With both increased consistency ( Insolent Neonate) and increased payoff ( Prized Amalgam) from Shadows Over Innistrad, Dredge is now poised to be a solid contender at Friday Night Magic, even if I don't see it winning a Grand Prix anytime soon. The pros of the deck are pretty exciting; who doesn't like to have 10+ power in play on turn two? But the cons — a painful mana base, awkward draws and an obvious weakness to graveyard hate — mean that I don't see Dredge returning to the relative power level it enjoyed back in Extended.
As you can see from the videos, there are also some problems inherent to the deck, and players have been brewing like crazy to try and figure out the best build. From Lotleth Troll and Gravecrawler versions to Stitchwing Skaab and Unburial Rites to Rotting Rats and Vengevine, there is no consensus what the best build of the deck is right now. Even the mana base is in question, with some players opting for the mana base we played with and others going fetch/shockland and still others playing Scars of Mirrodin fast lands instead.

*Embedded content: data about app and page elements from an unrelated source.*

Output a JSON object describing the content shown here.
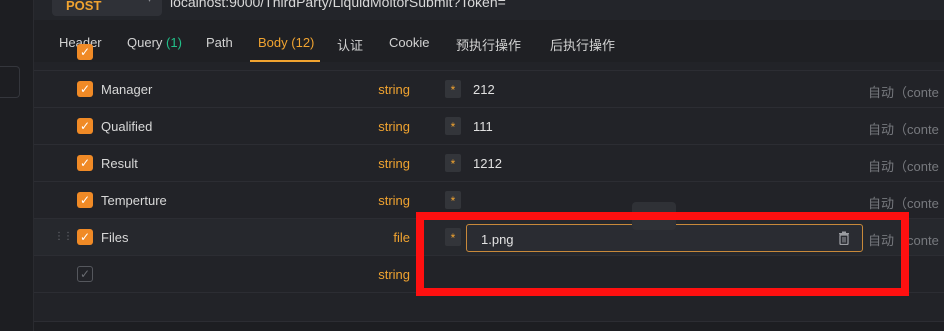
{
  "request": {
    "method": "POST",
    "url": "localhost:9000/ThirdParty/LiquidMoitorSubmit?Token="
  },
  "tabs": [
    {
      "label": "Header"
    },
    {
      "label": "Query",
      "count": "(1)"
    },
    {
      "label": "Path"
    },
    {
      "label": "Body",
      "count": "(12)",
      "active": true
    },
    {
      "label": "认证"
    },
    {
      "label": "Cookie"
    },
    {
      "label": "预执行操作"
    },
    {
      "label": "后执行操作"
    }
  ],
  "rows": [
    {
      "name": "Manager",
      "type": "string",
      "required": "*",
      "value": "212",
      "content_type": "自动（conte"
    },
    {
      "name": "Qualified",
      "type": "string",
      "required": "*",
      "value": "111",
      "content_type": "自动（conte"
    },
    {
      "name": "Result",
      "type": "string",
      "required": "*",
      "value": "1212",
      "content_type": "自动（conte"
    },
    {
      "name": "Temperture",
      "type": "string",
      "required": "*",
      "value": "",
      "content_type": "自动（conte"
    },
    {
      "name": "Files",
      "type": "file",
      "required": "*",
      "file_value": "1.png",
      "content_type": "自动（conte"
    },
    {
      "name": "",
      "type": "string",
      "required": "",
      "value": "",
      "content_type": ""
    }
  ],
  "icons": {
    "checkbox": "check-icon",
    "delete": "trash-icon",
    "drag": "drag-handle-icon",
    "method_dropdown": "chevron-down-icon"
  },
  "colors": {
    "accent": "#f0a330",
    "checkbox": "#f08a26",
    "count_green": "#22c08a",
    "annotation": "#ff1010"
  }
}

Time will tell what is the best course forward, but after playing a lot with the list we used for the videos, here's what my current list looks like going forward.
As you can see, it's relatively minor changes (-2 Golgari Thug, -1 Greater Gargadon, +2 Life from the Loam, +1 Stitchwing Skaab), but in a deck that gets to play out of its graveyard as much as its hand, they make a big difference. You'll notice in the videos how difficult it was to get to three lands in play, which is where you want to be so you can flashback Faithless Looting and you rarely draw lands from your deck because you're dredging instead. Adding Life from the Loam means that along with Dakmor Salvage you can actually plan on hitting land drops later in the game. It also makes Unburial Rites + Elesh Norn, Grand Cenobite or Iona, Shield of Emeria viable.
While it's slightly less "pure" dredging power, the added consistency is worth it, plus making room for the Stitchwing Skaab means we have another way to get our best dredgers back into the graveyard, while also providing a ninth creature we can use to trigger Prized Amalgam.
The rest of the sideboard changes reflect those changes, and I'll usually board out the Gitaxian Probes or Street Wraiths (Street Wraith first unless you're bringing in Gnaw to the Bone) to make room. Obviously you can expect some amount of graveyard hate in post-board games, but Pithing Needle and Nature's Claim mean you have outs even if they find their hate card, which they'll need in the first few turns to make an impact.
One final note, and something I think is pretty exciting to many players: this is a fairly inexpensive Modern deck. My list clocks in under $300 in paper and under $200 online, which is much more affordable than many decks similarly positioned in Modern. If the deck puts up some results in the months moving forward, I don't know how long those prices will last.
But I do know that until then I'll be dredging.
Until next week, may your dredges always hit Narcomoebas and Prized Amalgams.
Thanks for reading,
@Chosler88 on Twitter/Twitch